Key technology enablers

While metaverse concepts have been around for decades, there were no technologies that made its enterprise-level adoption viable. Today the metaverse is expected to tie together our digital and physical worlds with the help of four key technology enablers.

  • Blockchain and non-fungible tokens (NFTs)

    Blockchain technology, a distributed ledger technology, that permanently records transactions in independent computer nodes, enable the democratisation and decentralisation of the internet. Decentralisation is the vision of Web 3.0 and blockchain components such as NFTs will fuel this change. FMCG and luxury brand companies are already exploring extended reality experiences in the metaverse with the NFTs powered by blockchain technology. For instance, “Into the Metaverse” is an NFT collection by Adidas that gives holders the privilege to access exclusive Adidas merchandise in real and digital goods.

  • Virtual Reality (VR) and Augmented Reality (AR)

    VR and AR are the building blocks of the user experience in Web 3.0. For the metaverse to be successful, it needs to create a compelling realm outside of the real world. AR and VR are the technologies that enables us to create metaverses that are three-dimensional and immersive. VR creates an immersive experience for users within a virtual environment, while AR adds virtual elements to the existing real world.

    We see multiple use cases emerging in this area. For example, various home designer outlets now have AR-enabled visualisers for customers to envisage the product in their home environment before buying it. IKEA’s AR app called IKEA Place allows customers to get the look and feel of their home transformation when they buy a product.

  • 5G and edge computing

    5G and future generations of mobile networks are key enablers of the metaverse. Reportedly, 5G increases speed up to 20 times that of 4G and edge computing reduces the latency below milliseconds. Edge computing will distribute the infrastructure closer to the end user and this will enable faster data movement between AR/VR devices and cloud at low latency. 5G and mobile edge computing will be the cornerstone of the metaverse experience.

  • Artificial Intelligence

    AI and deep learning are already key pillars of many businesses’ digital strategies. AI will enable the immersive user experience and simulated realities built in the metaverse world. Natural Language Processing (NLP) and Machine Learning (ML) will be used in the computer vision, speech recognition, object detection, tracking and graphics rendering in the metaverse.

Although the full-scale use of metaverse is still a few years away, as we move closer to the enterprise-level scaling of the metaverse, organisations must ask themselves how they can be best prepared.

Skirting challenges

The metaverse will change how business is conducted and demand a complete shift in organisations’ business models. Like any other disruptive technology, the metaverse has certain challenges and uncertainties. Many of these revolve around the customer adoption of metaverse technologies. However, digital transformation programmes accelerated by the pandemic have set new benchmarks for customer adoption of new technologies. A new stage will bring in a new set of competitors and new markets.

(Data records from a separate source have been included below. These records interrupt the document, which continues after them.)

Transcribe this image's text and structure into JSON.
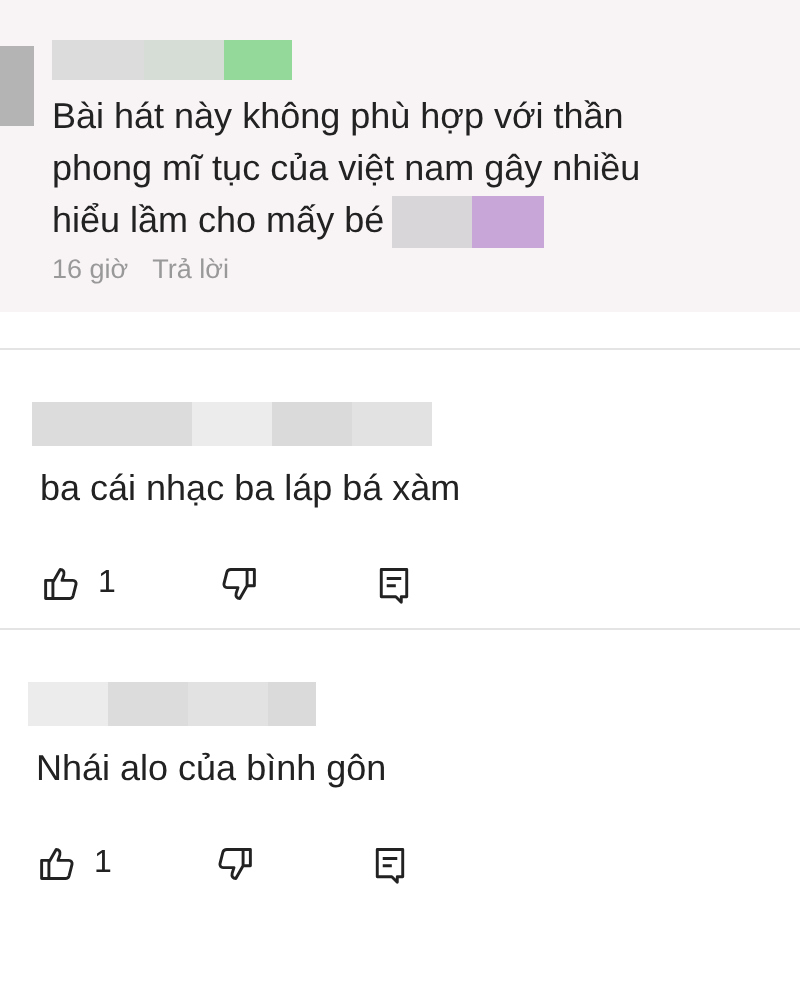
{
  "comments": [
    {
      "kind": "highlighted",
      "text": "Bài hát này không phù hợp với thần phong mĩ tục của việt nam gây nhiều hiểu lầm cho mấy bé",
      "time": "16 giờ",
      "reply_label": "Trả lời"
    },
    {
      "kind": "plain",
      "text": "ba cái nhạc ba láp bá xàm",
      "likes": "1"
    },
    {
      "kind": "plain",
      "text": "Nhái alo của bình gôn",
      "likes": "1"
    }
  ]
}
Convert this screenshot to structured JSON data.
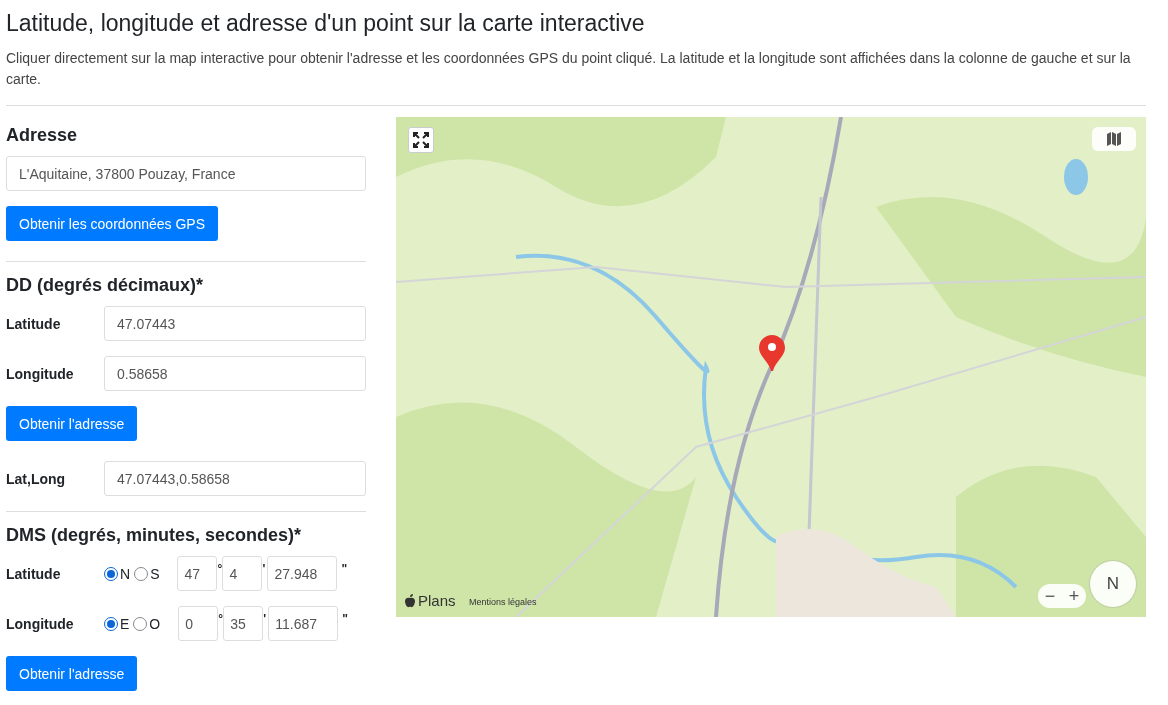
{
  "title": "Latitude, longitude et adresse d'un point sur la carte interactive",
  "description": "Cliquer directement sur la map interactive pour obtenir l'adresse et les coordonnées GPS du point cliqué. La latitude et la longitude sont affichées dans la colonne de gauche et sur la carte.",
  "address": {
    "heading": "Adresse",
    "value": "L'Aquitaine, 37800 Pouzay, France",
    "button": "Obtenir les coordonnées GPS"
  },
  "dd": {
    "heading": "DD (degrés décimaux)*",
    "fields": [
      {
        "label": "Latitude",
        "value": "47.07443"
      },
      {
        "label": "Longitude",
        "value": "0.58658"
      }
    ],
    "button": "Obtenir l'adresse",
    "latlong": {
      "label": "Lat,Long",
      "value": "47.07443,0.58658"
    }
  },
  "dms": {
    "heading": "DMS (degrés, minutes, secondes)*",
    "rows": [
      {
        "label": "Latitude",
        "options": [
          {
            "label": "N",
            "selected": true
          },
          {
            "label": "S",
            "selected": false
          }
        ],
        "degrees": "47",
        "minutes": "4",
        "seconds": "27.948",
        "marks": [
          "°",
          "'",
          "\""
        ]
      },
      {
        "label": "Longitude",
        "options": [
          {
            "label": "E",
            "selected": true
          },
          {
            "label": "O",
            "selected": false
          }
        ],
        "degrees": "0",
        "minutes": "35",
        "seconds": "11.687",
        "marks": [
          "°",
          "'",
          "\""
        ]
      }
    ],
    "button": "Obtenir l'adresse"
  },
  "map": {
    "kind": "picture",
    "logo": "Plans",
    "legal": "Mentions légales",
    "zoom_out": "−",
    "zoom_in": "+",
    "compass": "N"
  }
}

Summary

The possibility of connecting platforms and people is a reality now more than ever. Whenever a new technology reshapes the vision of the future, there are also new challenges that surface on the horizon. While it may be too early to make an accurate risk-benefit analysis, it is certainly time for organisations to lay down their metaverse plan and vision because the metaverse is here to stay.

About this article

Authors
Guru PK

EY Ireland Digital & Emerging Technology Manager

Digital and Emerging Technologies Consultant, Automation Evangelist, Passionate about Technology, Father, Runner, History buff.

Tim Morthorst

EY Ireland Digital & Emerging Technology Senior Manager

Intelligent automation (IA) and artificial intelligence (AI) enthusiast. Coder and gadget maker. Business model innovation implementer.